Statesmanship and Party Government: A Study of Burke and Bolingbroke

University of Chicago Press, 1965.


In considering the origins of party government, we face this problem: parties are universal, but party government is recent. Parties are universal because in politics men act for motives which can be and are stated in opinions. Opinions are disputable, especially opinions about the most important topics, opinions on which citizens and regimes stake their lives. Being disputable, such opinions attract and repel: they create partisans. Politics seems to be essentially partisan. There have been many regimes without visible parties and perhaps some entirely without parties. But partyless regimes are not non-partisan. They may suppress the parties which might dispute the opinions they have established, but they cannot suppress the disputability of their opinions. Parties are potential in every regime where they are not actual; and where they are actual, there are also potential parties lurking beneath every opinion taken for granted by the actual parties. The secret records of all regimes reveal private parties of politicians or courtiers not visible to the citizens or subjects, and historians have exposed the disputable assumptions of regimes which believed themselves to be founded on rock.

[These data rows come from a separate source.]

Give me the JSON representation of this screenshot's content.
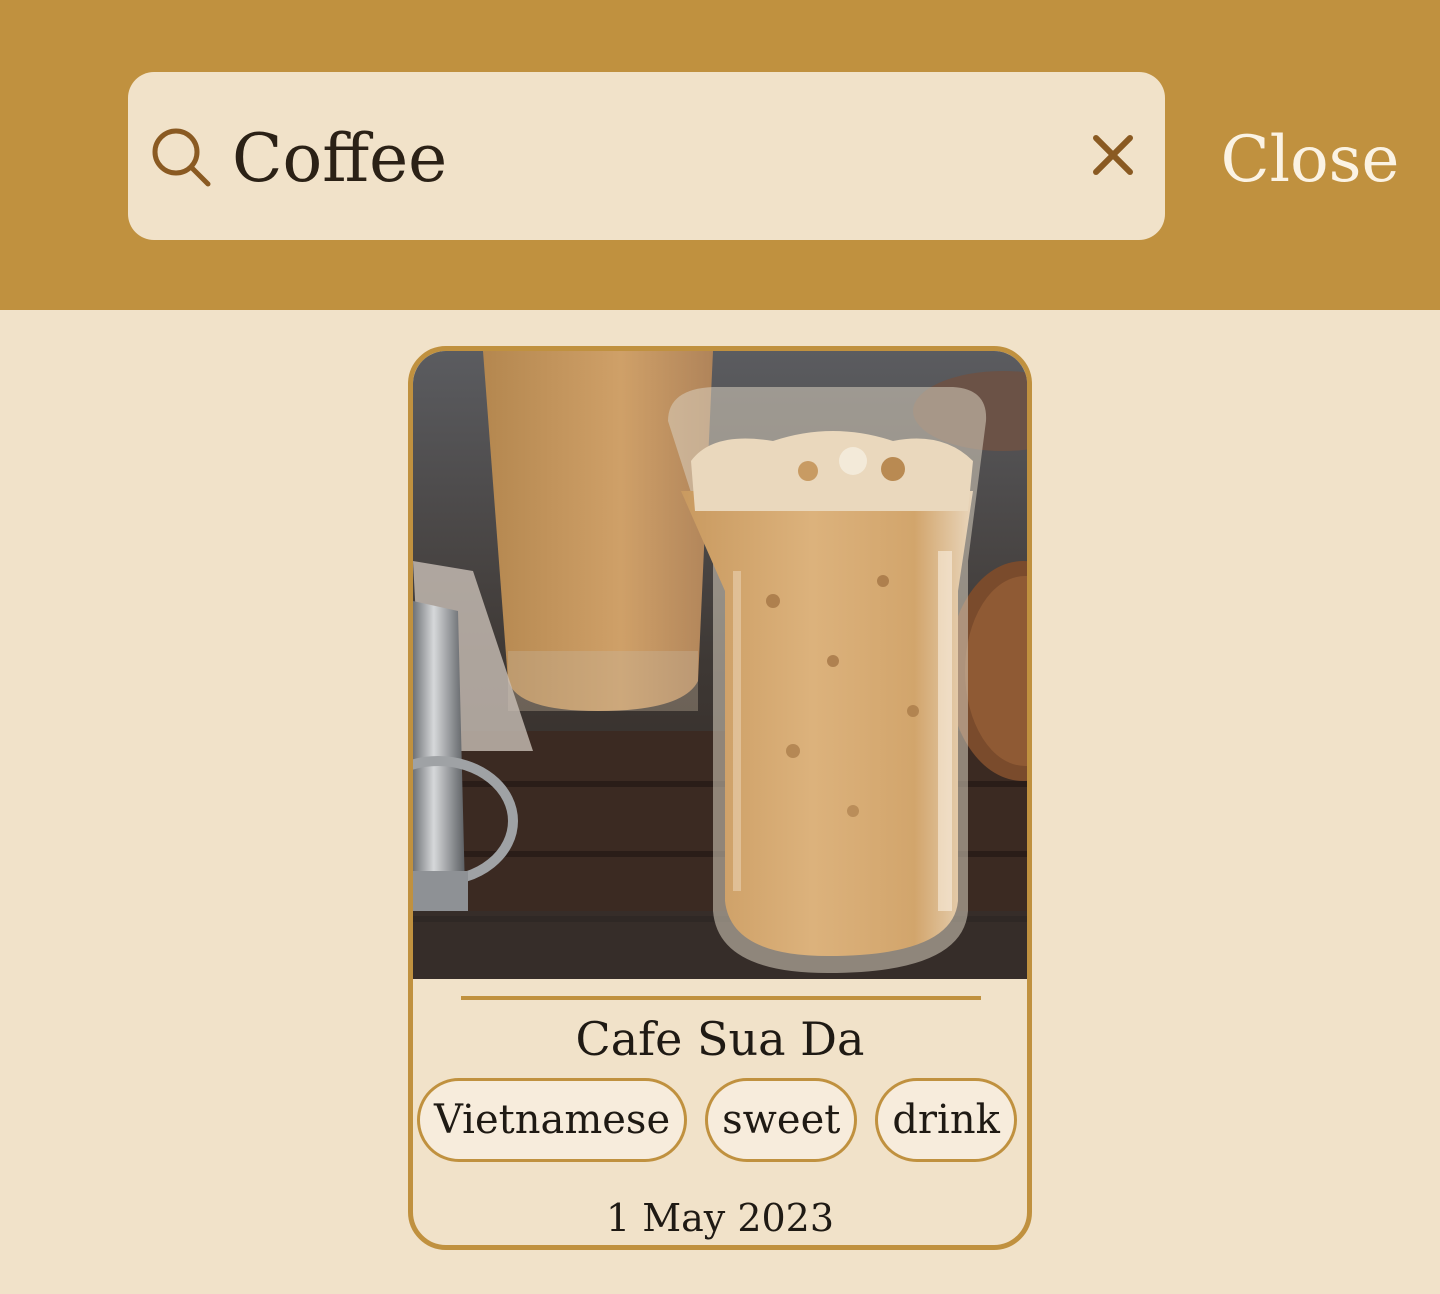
{
  "search": {
    "value": "Coffee",
    "close_label": "Close"
  },
  "results": [
    {
      "title": "Cafe Sua Da",
      "tags": [
        "Vietnamese",
        "sweet",
        "drink",
        ""
      ],
      "date": "1 May 2023",
      "image_icon": "iced-coffee-photo"
    }
  ],
  "colors": {
    "accent": "#c0913f",
    "background": "#f1e2c9",
    "tag_background": "#f7ecdc",
    "text": "#1f1a14"
  }
}
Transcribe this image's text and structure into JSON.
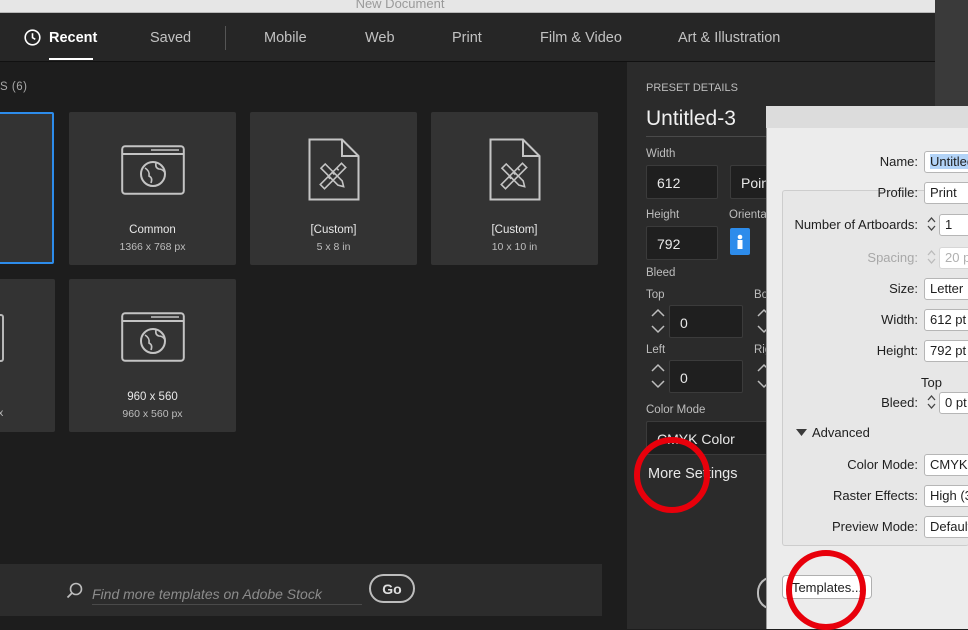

Since politics is essentially partisan, and since the essence of politics is clear to any unbiased observer, it is not surprising that party government is now almost ubiquitous. There is almost no regime which does not claim to have party government-which does not use, avow its use, and praise its use of a party or parties.

Program for Constitutional Government [pdf]